Speaking with BBC Radio 4’s Today program on Wednesday morning, Culture Secretary Oliver Dowden poured cold water on hopes that crippling social distancing requirements that have kept theaters closed will be lifted any earlier.

“The Prime Minister said a couple of weeks ago, when we get to November we will look again at social distancing, where we are with the spread of the virus,” said Dowden.

“We can’t give a stronger commitment than that, because, as we are seeing, the virus is rising in other countries around the world. The risk remains heightened. It is not the case now that we can move to ease social distancing. We are having to work hard to keep this virus under control and as soon as we can give that assurance, we will give it to people. But we are not in that place at the moment.”

“We are trying to reopen as rapidly as we can, consistent with public health, and given the global risks around the resurgence of the virus,” Dowden added. “So from the beginning of August we’ll be able to have indoor performances with social distancing, and if we can move to non-social distancing, we will.”

Last week, theater impresario Andrew Lloyd Webber urged the Prime Minister for a reopening date, failing which the pantomime business that is the backbone of the U.K. theater industry would collapse. “Boris, give us a date,” said Lloyd Webber.

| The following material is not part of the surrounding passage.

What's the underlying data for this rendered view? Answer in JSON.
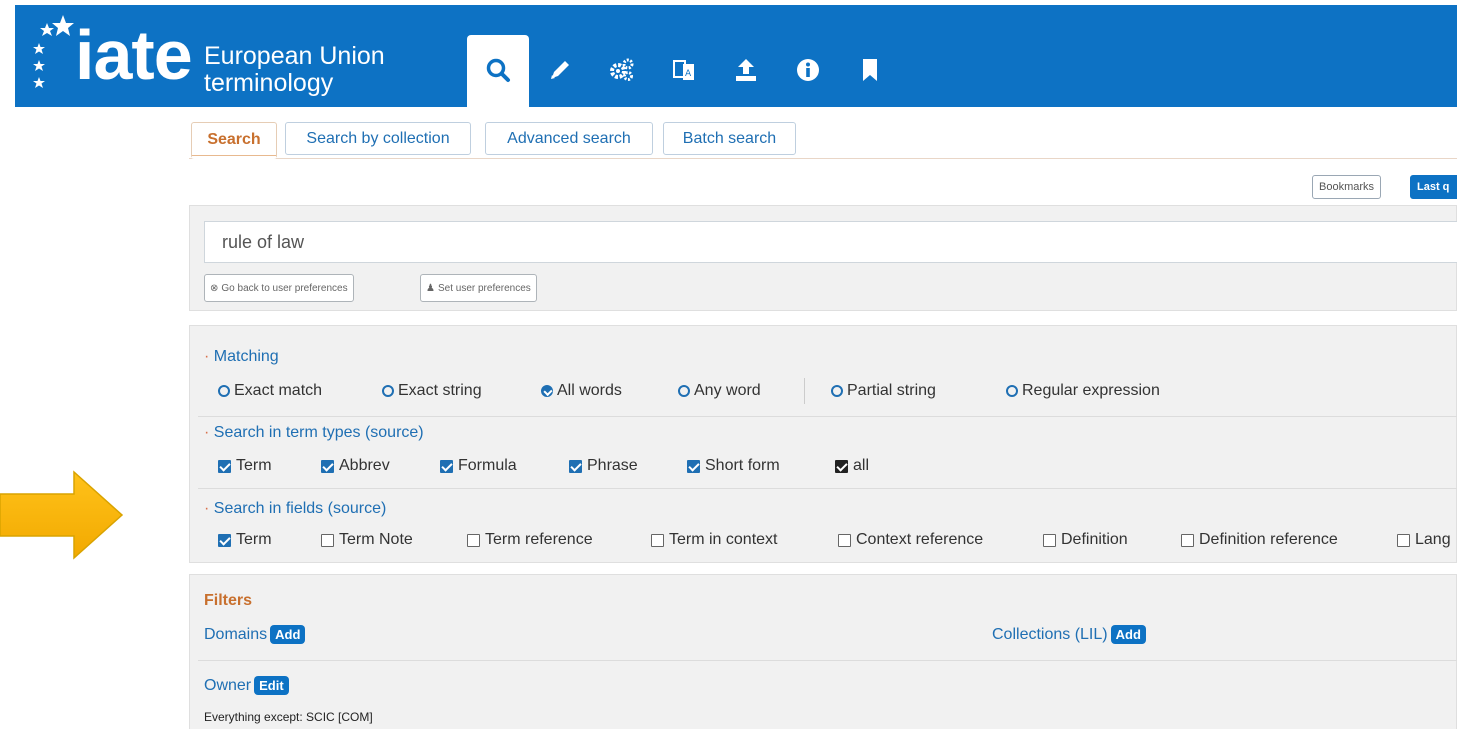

On Tuesday, leading theater producer Cameron Mackintosh wrote in the Evening Standard newspaper: “Theaters aren’t meant to be dark, so please, Boris: ‘Curtain up, light the lights, we have nothing to hit but the heights.’ We are all raring to go back to work. But we need the money to survive and a realistic period of time to plan wisely so that the curtain stays up once we reopen.”

Mackintosh warned that the creative supply line has been ruptured for at least 18 months and London and New York cannot properly function until theaters reopen. Webber and Mackintosh’s “The Phantom of the Opera” is the latest high profile casualty of the coronavirus pandemic, closing its doors permanently following a 34-year run in the West End.

Dowden was on the Today program to talk up the government’s cultural recovery fund that goes into effect from Wednesday. “We are launching this scheme today, putting out the guidelines, and we’ll be allocating the vast majority of it over the summer. If institutions are in a situation where they need money more rapidly than that, we will make resources available if they are literally on the verge of going under. And we are working with other organizations, for example Arts Council England, to get that emergency support in.”